For many businesses, overcoming indifference and getting clients, customers or employees to behave a certain way is an ongoing challenge. What if there were a way to coax them into doing something without resorting to threats or creating resentment?

For the Sydney-based recycling company Waster, the apathy among part of its client base was hurting its bottom line. The company’s profits rely on how much waste its clients recycle, as it makes a higher margin on recycling than it does on landfill. The problem was that many employees at the cafes and restaurants it works with didn’t share the priorities.

“Staff are often so busy that they think it’s not worth separating the waste from recycling,” says Aodhan MacCathmhaoil, Waster’s Sales and Marketing Manager.“Their managers want them to do it because it will save them money, but some wait staff simply don’t care.”

The solution? To give those staff a nudge. Waster started making a point of telling its clients what the average recycling rates are in other cafes and restaurants. “The message is that if you don’t go along with this process, you are worse than everyone else. And nobody likes to be worse than everyone else.”

The nudge worked, although MacCathmhaoil is the first to admit that the concept seemed implausible at first.“It sounds a bit airy-fairy: if you’re a traditional business that is run by accountants, this stuff could be laughed out of town. And yet it has such a big impact on the way people behave.”

Building ‘choice architecture’

The concept of nudging was developed by legal scholar Cass Sunstein and the Nobel Prize-winning behavioural economist Richard Thaler.

A nudge is a subtle intervention that doesn’t eliminate free choice. It’s about creating ‘choice architecture’, which is simply a better environment for decision-making. It’s based on the assertion that people tend to make decisions quickly and under pressure, and that many of us are guided by biases and psychological fallacies.

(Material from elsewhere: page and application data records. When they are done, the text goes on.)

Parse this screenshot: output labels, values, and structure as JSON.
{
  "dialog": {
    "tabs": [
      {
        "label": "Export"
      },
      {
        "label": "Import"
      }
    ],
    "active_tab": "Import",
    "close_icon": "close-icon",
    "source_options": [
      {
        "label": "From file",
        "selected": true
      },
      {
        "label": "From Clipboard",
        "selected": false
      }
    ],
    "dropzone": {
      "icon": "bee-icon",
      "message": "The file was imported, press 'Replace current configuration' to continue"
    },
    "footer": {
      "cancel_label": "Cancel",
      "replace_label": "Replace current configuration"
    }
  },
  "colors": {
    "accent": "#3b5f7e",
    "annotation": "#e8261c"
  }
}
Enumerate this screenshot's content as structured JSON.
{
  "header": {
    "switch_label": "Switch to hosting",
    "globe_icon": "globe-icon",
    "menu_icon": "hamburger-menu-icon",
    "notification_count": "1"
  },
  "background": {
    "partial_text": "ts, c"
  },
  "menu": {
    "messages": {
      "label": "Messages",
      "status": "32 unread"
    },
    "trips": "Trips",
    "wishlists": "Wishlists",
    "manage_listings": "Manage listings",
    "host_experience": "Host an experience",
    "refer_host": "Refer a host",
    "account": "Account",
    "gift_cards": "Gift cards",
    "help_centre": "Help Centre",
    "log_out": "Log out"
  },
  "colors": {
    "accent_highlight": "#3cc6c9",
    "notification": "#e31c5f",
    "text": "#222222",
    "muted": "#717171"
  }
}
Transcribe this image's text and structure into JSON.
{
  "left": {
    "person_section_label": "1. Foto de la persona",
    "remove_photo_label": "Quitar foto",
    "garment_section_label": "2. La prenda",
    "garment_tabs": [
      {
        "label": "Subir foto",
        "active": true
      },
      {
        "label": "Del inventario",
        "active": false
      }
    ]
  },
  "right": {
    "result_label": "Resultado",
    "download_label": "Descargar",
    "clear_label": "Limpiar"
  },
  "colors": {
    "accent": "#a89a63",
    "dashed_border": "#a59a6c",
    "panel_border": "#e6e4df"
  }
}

The instructions laid out in Thaler’s 2008 book Nudge: Improving Decisions About Health, Wealth, and Happiness were adopted by Barack Obama while US President, as well as by a number of other governments around the world, including those in the UK, Australia, Canada, India, Indonesia and Singapore.

The World Bank, UN, OECD and EU have also established nudge units, as have high-profile companies such as Swiss Re and AIG. Their focus is on influencing people’s behaviour using insights drawn from economics and psychology, rather than trying to push people into doing things using threats or regulations. You could say it’s the carrot as opposed to the stick.

Last year, Richard Branson’s Virgin Atlantic used nudging to reduce fuel consumption by influencing the behaviour of its flight captains. By simply telling them to monitor their fuel use and provide feedback, the airline saved the equivalent of A$5.9 million in fuel. The intervention was so cost-effective, The Washington Post reported its researchers as saying, that it “outperformed every other reported carbon abatement technology of which we are aware”.

There are auditory nudges as well as the visual ones: studies have found that playing French music in a wine store leads to higher sales of French wine, and that this occurs without customers being aware of the subtle directive.

Try your own nudge

Joanna Wells spent 18 years as a psychologist and a further 10 as a pricing consultant before launching her company Taylor Wells, which helps leading ASX and Fortune 500 companies in Australia set up pricing functions by using concepts like nudging.

She says that creating a nudge doesn’t have to be a costly exercise, but it does need an educated trial.“Otherwise, you’ll be in danger of overcharging and upsetting customers that have been loyal to you because you haven’t understood the full consequences of a tactic like nudging.” Professor Ben Newell, professor of cognitive psychology at the University of New South Wales, Sydney, agrees.

“It’s very simple to run a quick and dirty experiment, but if you want to be able to draw valid conclusions, it requires a bit of careful thinking. There is a danger of blindly trying lots of things and then stumbling onto something that works by accident, but not really understanding why,” says Newell, who is also a member of the Academic Advisory Panel for the Australian Government’s Behavioural Economics Team.

Another issue is that, over time, people can become immune to nudges.

“The first time you get the bill that tells you that 90% of people pay on time, you might go, ‘Alright, I’ll do the same.’ By the sixth time you get it, it’s probably not going to make any difference,” Newell explains.

The best nudges are therefore those that create a genuine behaviour change that becomes habitual. An example of this is getting higher rates of workplace giving participation by making it necessary to opt-out of such a program, rather than opting in.

“You may have to push hard at the start to get people to commit to a certain amount, but once they’ve committed to it, it’s a set-and-forget thing,” Newell explains.

Nudging for good and bad?

While nudging is all about helping people make the best decisions, what’s to stop a company using nudges purely out of greed?

“I haven’t seen examples of that,” says Wells. “I think that’s because increasingly we’ve got quite socially responsible CEOs who want to use nudging to help their customer base. And you don’t get recurring revenues when you’re trying to make a fast buck. It’s not good for business – it just shows you’re being manipulative.

Consumers are savvy: they might do it once, but they certainly won’t fall for it again.”